** ENTRIES SHOWN follows **
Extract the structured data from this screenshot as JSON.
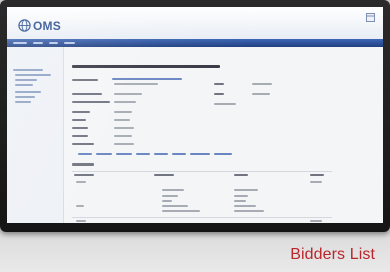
{
  "app": {
    "name": "OMS",
    "logo_icon": "globe-icon",
    "accent_color": "#2a4f8f",
    "nav_color": "#2b4f96"
  },
  "caption": {
    "text": "Bidders List",
    "color": "#b9262c"
  }
}
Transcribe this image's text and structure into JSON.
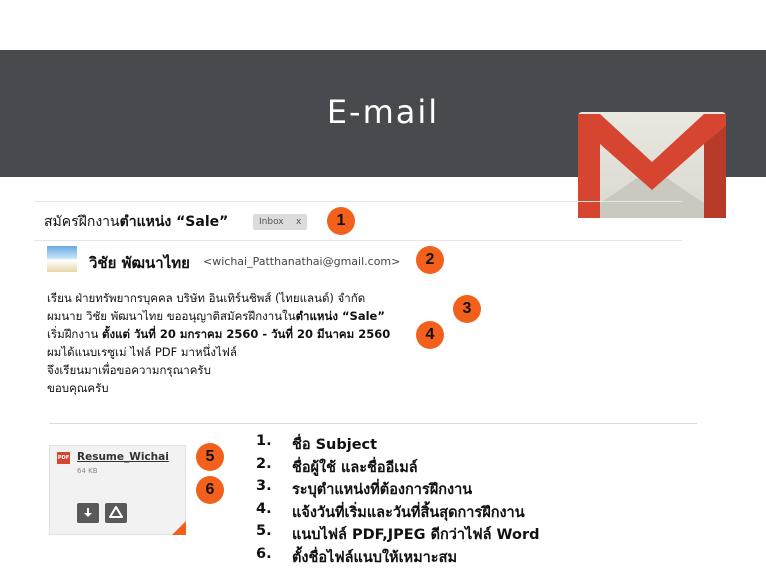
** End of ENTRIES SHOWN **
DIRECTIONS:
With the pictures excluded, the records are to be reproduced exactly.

TASK OUTPUT:
Extract the structured data from this screenshot as JSON.
{
  "app": {
    "name": "OMS",
    "logo_icon": "globe-icon",
    "accent_color": "#2a4f8f",
    "nav_color": "#2b4f96"
  },
  "caption": {
    "text": "Bidders List",
    "color": "#b9262c"
  }
}
Transcribe this image's text and structure into JSON.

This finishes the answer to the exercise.